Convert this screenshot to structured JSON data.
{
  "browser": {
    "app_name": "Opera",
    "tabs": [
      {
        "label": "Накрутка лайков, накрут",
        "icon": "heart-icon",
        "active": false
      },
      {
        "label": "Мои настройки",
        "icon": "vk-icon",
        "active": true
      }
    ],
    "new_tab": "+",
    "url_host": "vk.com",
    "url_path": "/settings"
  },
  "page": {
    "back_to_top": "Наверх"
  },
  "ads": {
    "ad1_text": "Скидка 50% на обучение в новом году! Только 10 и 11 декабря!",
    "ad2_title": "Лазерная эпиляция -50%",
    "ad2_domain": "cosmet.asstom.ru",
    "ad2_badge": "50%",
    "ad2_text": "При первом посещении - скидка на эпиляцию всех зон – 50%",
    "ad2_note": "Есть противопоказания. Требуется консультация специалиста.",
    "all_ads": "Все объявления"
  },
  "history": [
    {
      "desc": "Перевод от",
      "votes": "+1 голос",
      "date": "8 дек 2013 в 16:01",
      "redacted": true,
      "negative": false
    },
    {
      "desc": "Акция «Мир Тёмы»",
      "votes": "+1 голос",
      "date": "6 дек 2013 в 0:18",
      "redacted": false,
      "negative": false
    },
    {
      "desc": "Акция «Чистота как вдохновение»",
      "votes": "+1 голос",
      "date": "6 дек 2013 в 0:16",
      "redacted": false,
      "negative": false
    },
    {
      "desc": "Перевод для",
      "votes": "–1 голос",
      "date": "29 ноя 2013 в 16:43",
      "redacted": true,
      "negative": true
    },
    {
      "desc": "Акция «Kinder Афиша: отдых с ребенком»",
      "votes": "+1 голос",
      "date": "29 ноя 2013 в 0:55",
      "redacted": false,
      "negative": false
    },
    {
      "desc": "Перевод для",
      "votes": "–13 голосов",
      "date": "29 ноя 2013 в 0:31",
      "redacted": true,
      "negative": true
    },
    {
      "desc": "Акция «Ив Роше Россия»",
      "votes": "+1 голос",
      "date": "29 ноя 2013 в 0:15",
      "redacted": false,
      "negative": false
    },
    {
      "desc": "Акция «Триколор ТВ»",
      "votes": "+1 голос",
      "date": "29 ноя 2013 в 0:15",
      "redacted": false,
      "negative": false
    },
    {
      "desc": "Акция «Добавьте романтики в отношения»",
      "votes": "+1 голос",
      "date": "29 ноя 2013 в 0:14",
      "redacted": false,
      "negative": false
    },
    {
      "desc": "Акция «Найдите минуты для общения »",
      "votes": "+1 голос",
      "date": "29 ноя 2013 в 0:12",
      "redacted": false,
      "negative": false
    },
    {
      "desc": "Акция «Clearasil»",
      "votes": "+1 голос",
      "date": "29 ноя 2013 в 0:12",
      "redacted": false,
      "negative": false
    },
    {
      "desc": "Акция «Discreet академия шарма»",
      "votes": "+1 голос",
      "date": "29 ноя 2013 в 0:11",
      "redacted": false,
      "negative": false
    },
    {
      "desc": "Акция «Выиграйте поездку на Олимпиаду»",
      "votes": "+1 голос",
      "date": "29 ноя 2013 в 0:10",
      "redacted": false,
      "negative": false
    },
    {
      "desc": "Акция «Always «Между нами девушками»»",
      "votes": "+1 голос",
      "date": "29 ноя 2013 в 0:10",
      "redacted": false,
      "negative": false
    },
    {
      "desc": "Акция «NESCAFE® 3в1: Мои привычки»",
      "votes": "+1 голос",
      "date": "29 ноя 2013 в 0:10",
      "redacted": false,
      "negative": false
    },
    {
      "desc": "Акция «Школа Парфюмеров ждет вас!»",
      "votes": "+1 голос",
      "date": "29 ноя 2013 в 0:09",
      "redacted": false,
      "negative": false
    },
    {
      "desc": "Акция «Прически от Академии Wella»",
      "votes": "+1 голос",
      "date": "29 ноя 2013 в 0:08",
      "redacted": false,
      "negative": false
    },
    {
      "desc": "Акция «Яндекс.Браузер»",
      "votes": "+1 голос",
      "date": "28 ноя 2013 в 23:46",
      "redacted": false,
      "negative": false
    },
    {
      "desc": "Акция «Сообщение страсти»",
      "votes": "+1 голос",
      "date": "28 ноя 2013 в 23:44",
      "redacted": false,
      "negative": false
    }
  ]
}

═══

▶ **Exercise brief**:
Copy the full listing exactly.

▶ **Response for this exercise**:
Convert this screenshot to structured JSON data.
{
  "browser": {
    "app_name": "Opera",
    "tabs": [
      {
        "label": "Накрутка лайков, накрут",
        "icon": "heart-icon",
        "active": false
      },
      {
        "label": "Мои настройки",
        "icon": "vk-icon",
        "active": true
      }
    ],
    "new_tab": "+",
    "url_host": "vk.com",
    "url_path": "/settings"
  },
  "page": {
    "back_to_top": "Наверх"
  },
  "ads": {
    "ad1_text": "Скидка 50% на обучение в новом году! Только 10 и 11 декабря!",
    "ad2_title": "Лазерная эпиляция -50%",
    "ad2_domain": "cosmet.asstom.ru",
    "ad2_badge": "50%",
    "ad2_text": "При первом посещении - скидка на эпиляцию всех зон – 50%",
    "ad2_note": "Есть противопоказания. Требуется консультация специалиста.",
    "all_ads": "Все объявления"
  },
  "history": [
    {
      "desc": "Перевод от",
      "votes": "+1 голос",
      "date": "8 дек 2013 в 16:01",
      "redacted": true,
      "negative": false
    },
    {
      "desc": "Акция «Мир Тёмы»",
      "votes": "+1 голос",
      "date": "6 дек 2013 в 0:18",
      "redacted": false,
      "negative": false
    },
    {
      "desc": "Акция «Чистота как вдохновение»",
      "votes": "+1 голос",
      "date": "6 дек 2013 в 0:16",
      "redacted": false,
      "negative": false
    },
    {
      "desc": "Перевод для",
      "votes": "–1 голос",
      "date": "29 ноя 2013 в 16:43",
      "redacted": true,
      "negative": true
    },
    {
      "desc": "Акция «Kinder Афиша: отдых с ребенком»",
      "votes": "+1 голос",
      "date": "29 ноя 2013 в 0:55",
      "redacted": false,
      "negative": false
    },
    {
      "desc": "Перевод для",
      "votes": "–13 голосов",
      "date": "29 ноя 2013 в 0:31",
      "redacted": true,
      "negative": true
    },
    {
      "desc": "Акция «Ив Роше Россия»",
      "votes": "+1 голос",
      "date": "29 ноя 2013 в 0:15",
      "redacted": false,
      "negative": false
    },
    {
      "desc": "Акция «Триколор ТВ»",
      "votes": "+1 голос",
      "date": "29 ноя 2013 в 0:15",
      "redacted": false,
      "negative": false
    },
    {
      "desc": "Акция «Добавьте романтики в отношения»",
      "votes": "+1 голос",
      "date": "29 ноя 2013 в 0:14",
      "redacted": false,
      "negative": false
    },
    {
      "desc": "Акция «Найдите минуты для общения »",
      "votes": "+1 голос",
      "date": "29 ноя 2013 в 0:12",
      "redacted": false,
      "negative": false
    },
    {
      "desc": "Акция «Clearasil»",
      "votes": "+1 голос",
      "date": "29 ноя 2013 в 0:12",
      "redacted": false,
      "negative": false
    },
    {
      "desc": "Акция «Discreet академия шарма»",
      "votes": "+1 голос",
      "date": "29 ноя 2013 в 0:11",
      "redacted": false,
      "negative": false
    },
    {
      "desc": "Акция «Выиграйте поездку на Олимпиаду»",
      "votes": "+1 голос",
      "date": "29 ноя 2013 в 0:10",
      "redacted": false,
      "negative": false
    },
    {
      "desc": "Акция «Always «Между нами девушками»»",
      "votes": "+1 голос",
      "date": "29 ноя 2013 в 0:10",
      "redacted": false,
      "negative": false
    },
    {
      "desc": "Акция «NESCAFE® 3в1: Мои привычки»",
      "votes": "+1 голос",
      "date": "29 ноя 2013 в 0:10",
      "redacted": false,
      "negative": false
    },
    {
      "desc": "Акция «Школа Парфюмеров ждет вас!»",
      "votes": "+1 голос",
      "date": "29 ноя 2013 в 0:09",
      "redacted": false,
      "negative": false
    },
    {
      "desc": "Акция «Прически от Академии Wella»",
      "votes": "+1 голос",
      "date": "29 ноя 2013 в 0:08",
      "redacted": false,
      "negative": false
    },
    {
      "desc": "Акция «Яндекс.Браузер»",
      "votes": "+1 голос",
      "date": "28 ноя 2013 в 23:46",
      "redacted": false,
      "negative": false
    },
    {
      "desc": "Акция «Сообщение страсти»",
      "votes": "+1 голос",
      "date": "28 ноя 2013 в 23:44",
      "redacted": false,
      "negative": false
    }
  ]
}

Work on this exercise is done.